Outcome Evaluation of Personalized Multidimensional Interventions on Children with Low-Functioning ASD through an Innovative Machine Learning System: A Proof of Concept Study.

Poster Presentation
Friday, May 11, 2018: 11:30 AM-1:30 PM
Hall Grote Zaal (de Doelen ICC Rotterdam)
K. Hall1 and E. Grossi2, (1)Autism Research Unit, Villa Santa Maria, Tavernerio, Italy, (2)Autism Research Unit, Villa Santa Maria Foundation, Tavernerio, Italy

Evaluating treatments outcome in children with low-functioning autistic disorder requires the utilization of specific but manageable instruments, both for patients and for their environment (parents, educators, doctors). Few studies so far have focused how use multidimensional data for outcome assessment in residential health settings.


The aim of this study is to highlight the possible outcome prediction of personalized plans of intervention for low-functioning ASD subjects using innovative machine learning systems enabling also to understand which treatment factors are significantly involved.


In this pilot observational study, twelve consecutive new patients with low-functioning autism (range of age 3-13 years) have been enrolled between November 2015 and October 2016. Four complementary assessment instruments (Vineland Adaptive Behavior Scales, a 540-item questionnaire which evaluate personal and social autonomy, communication and motoric competences; SDQ-Strenghts and Difficulties Questionnaire-, a 25-item questionnaire useful to screen emotional, behavioral and social problems in children aged 4-16 years; The HoNOSCA-Health of Nation Outcome Scale for Children and Adolescents-, a 15-item clinical assessment scale used as part of the routine outcome monitoring in mental health services, which measures global functioning in patients aged 3-18 years through 4 different areas: behavioral, impairment, symptoms, social functioning; DC-GAS -Disability Child Global Assessment Scale-, a dimensional scale used by the clinician to evaluate global functioning in disabled children and adolescents) have been used at the patients first access in the neuropsychiatric clinic and after 6 months of intensive personalized treatment. Vineland Scales and SDQ questionnaire have been completed by educators and parents; HoNOSCA and DC-GAS have been completed by the clinician. Increase of at least 4 points in the DC-GAS total score between baseline evaluation and the assessment after 6 months the has been individuated as main outcome measure. Ninety four variables related to demographic, familiar, therapeutic, pharmacological, medical and checkup information represented the input for preprocessing. An evolutionary algorithm (TWIST system-Semeion) has been used to subdivide the dataset into training and testing set and select features yielding the maximal amount of information. After this pre-processing, 21 input variables were selected and different machine learning systems have been used to develop a predictive model based on a training-testing crossover procedure.

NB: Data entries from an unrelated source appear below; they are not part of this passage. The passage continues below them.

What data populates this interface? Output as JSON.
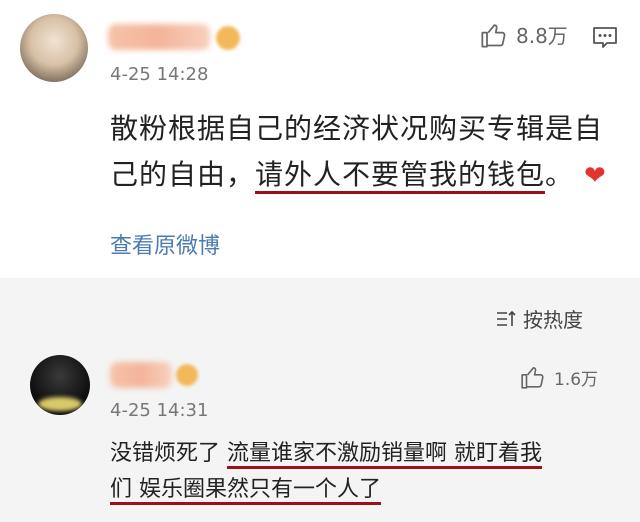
{
  "comment1": {
    "time": "4-25 14:28",
    "likes": "8.8万",
    "text_plain": "散粉根据自己的经济状况购买专辑是自己的自由，",
    "text_underlined": "请外人不要管我的钱包",
    "text_end": "。",
    "heart": "❤",
    "view_original": "查看原微博"
  },
  "sort": {
    "label": "按热度"
  },
  "comment2": {
    "time": "4-25 14:31",
    "likes": "1.6万",
    "text_plain": "没错烦死了 ",
    "text_underlined_1": "流量谁家不激励销量啊 就盯着我",
    "text_underlined_2": "们 娱乐圈果然只有一个人了"
  },
  "icons": {
    "like": "thumbs-up-icon",
    "more": "comment-more-icon",
    "sort": "sort-icon"
  }
}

Eight out of twelve subjects have shown an improved global functioning at the end of the follow-up. The best machine learning system (three-layers feed- forward neural network with 8 hidden nodes) obtained a global accuracy of 83.3% ( 91.7 % sensitivity and 75% specificity ) with a ROC of 0.89. The variables selected for the predictive model included previous pharmacological and non-pharmacological treatments, actual treatment plan, and baseline scores of different subscales of Vineland, SDQ, HoNOSCA and DC-GAS.

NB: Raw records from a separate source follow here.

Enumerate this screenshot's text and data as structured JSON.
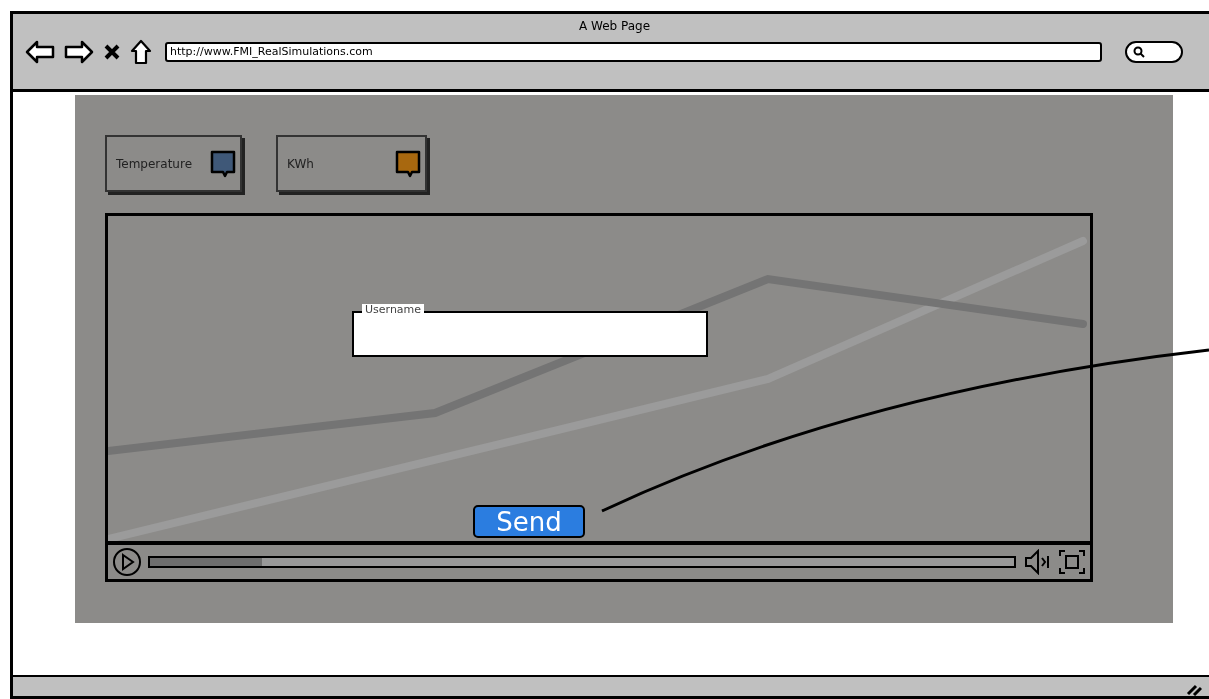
{
  "window": {
    "title": "A Web Page"
  },
  "address_bar": {
    "value": "http://www.FMI_RealSimulations.com"
  },
  "widgets": [
    {
      "label": "Temperature",
      "color": "#3f5878"
    },
    {
      "label": "KWh",
      "color": "#a8680f"
    }
  ],
  "form": {
    "field_label": "Username",
    "button": "Send"
  },
  "video": {
    "progress": {
      "level": 0.13
    }
  }
}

Machine learning systems shows a promising potential in predicting the outcome of personalized multidimensional interventions in low-functioning ASD subjects. Accurate data collection, considering multidimensional aspects, and the use of a complex and complete statistical analysis, as the machine learning systems, could be useful in order to highlight predictable positive treatment factors.